EU delegation observes the benefits of raised-bed technologies
Fayoum - Egypt, July 18th – The European Union Joint Rural Development Programme (EU-JRDP) aims to strengthen the capacities of rural associations (farmers and non-farmers) and support the socio-economic development of rural beneficiaries in Fayoum, Minya and Matrouh governorates.
The EU-JRDP Programme supported the adoption of climate change mitigation and adaptation practices through proper water usage activities and the adoption of Good Agricultural Practices (GAPs). The Ambassador of the European Union in Egypt, Ivan Surkos, and Italy's Ambassador to Egypt, Giampaolo Cantini, met Fayoum governor, Isam Saad, and visited several projects funded by the EU-JRDP. They were particularly interested in how environmental issues are addressed through agricultural waste management and its reuse for composting. In addition, they learned how the adoption of GAPs reduced the use of chemical inputs.
They also observed how specific activities were implemented to support gender equality and to improve living conditions and opportunities for women. These included access to micro-credit, and training support to develop agricultural and non-agricultural income generating activities.
Farmers witnessed (see video) how the adoption of GAPs led to a boost in the quality and quantity of main crops available, and how it enhanced and strengthened rural community associations.
Service and works contracts improved water management, increased water harvesting and arable land, promoted agricultural waste reused and established local Action groups (LAGs) in Fayoum Governorates. The supply of machinery and equipment has strengthened the local association of farmers and artisans, as well as national institutions.
Dr. Atef Swelam of ICARDA introduced the raised bed technology to visitors. This improved surface irrigation

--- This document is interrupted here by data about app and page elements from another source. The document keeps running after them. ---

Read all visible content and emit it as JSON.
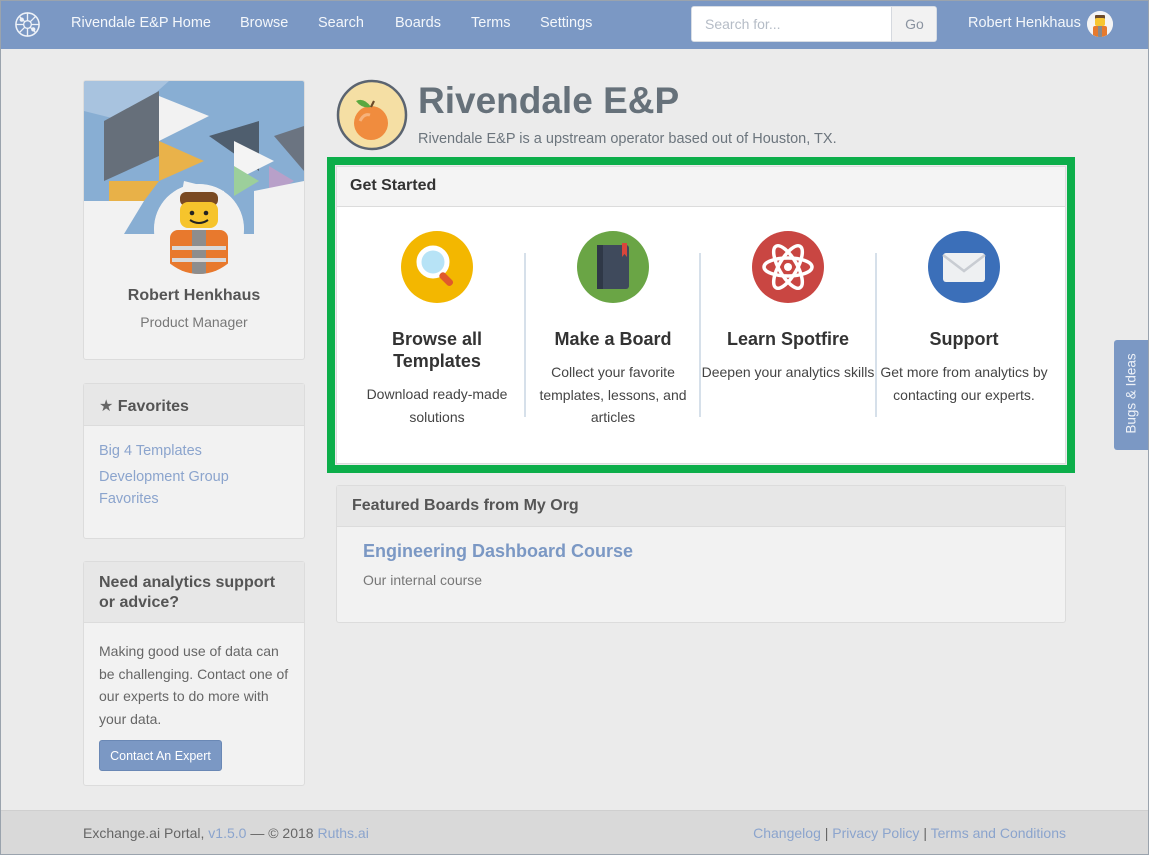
{
  "nav": {
    "items": [
      {
        "label": "Rivendale E&P Home"
      },
      {
        "label": "Browse"
      },
      {
        "label": "Search"
      },
      {
        "label": "Boards"
      },
      {
        "label": "Terms"
      },
      {
        "label": "Settings"
      }
    ],
    "search_placeholder": "Search for...",
    "search_button": "Go",
    "user_name": "Robert Henkhaus"
  },
  "profile": {
    "name": "Robert Henkhaus",
    "role": "Product Manager"
  },
  "favorites": {
    "title": "Favorites",
    "items": [
      "Big 4 Templates",
      "Development Group",
      "Favorites"
    ]
  },
  "support": {
    "title": "Need analytics support or advice?",
    "text": "Making good use of data can be challenging. Contact one of our experts to do more with your data.",
    "button": "Contact An Expert"
  },
  "org": {
    "title": "Rivendale E&P",
    "description": "Rivendale E&P is a upstream operator based out of Houston, TX."
  },
  "get_started": {
    "title": "Get Started",
    "items": [
      {
        "title": "Browse all Templates",
        "desc": "Download ready-made solutions",
        "icon": "magnifier-icon",
        "color": "#f3b700"
      },
      {
        "title": "Make a Board",
        "desc": "Collect your favorite templates, lessons, and articles",
        "icon": "notebook-icon",
        "color": "#6aa545"
      },
      {
        "title": "Learn Spotfire",
        "desc": "Deepen your analytics skills",
        "icon": "atom-icon",
        "color": "#c94642"
      },
      {
        "title": "Support",
        "desc": "Get more from analytics by contacting our experts.",
        "icon": "envelope-icon",
        "color": "#3b6fb9"
      }
    ]
  },
  "featured": {
    "title": "Featured Boards from My Org",
    "board_title": "Engineering Dashboard Course",
    "board_desc": "Our internal course"
  },
  "side_tab": "Bugs & Ideas",
  "footer": {
    "portal": "Exchange.ai Portal,",
    "version": "v1.5.0",
    "copyright": "— © 2018",
    "company": "Ruths.ai",
    "links": [
      "Changelog",
      "Privacy Policy",
      "Terms and Conditions"
    ],
    "separator": "|"
  },
  "colors": {
    "nav": "#7b98c4",
    "highlight": "#0cae4a",
    "link": "#8ba4cd"
  }
}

technique is offering farmers a practical and more sustainable alternative to conventional irrigation systems, which tend to be highly inefficient and waste already-scarce water resources. With this technology, crops are planted on ridges and irrigation water is applied to the bottom of furrows. Instead of spreading water over the entire surface area – the practice most commonly applied by farmers – raised-bed planting collects water more efficiently, applying this precious resource where it is most needed. Its introduction in Fayoum is not only improving water use efficiency – the amount of crop generated per m3 of water – but raising yields and boosting farmer incomes.
Power point presentation by Atef Swelam: Improve on-farm irrigation management
Atef Swelam, Senior Scientist-Irrigation Water Management, ICARDA firstname.lastname@example.org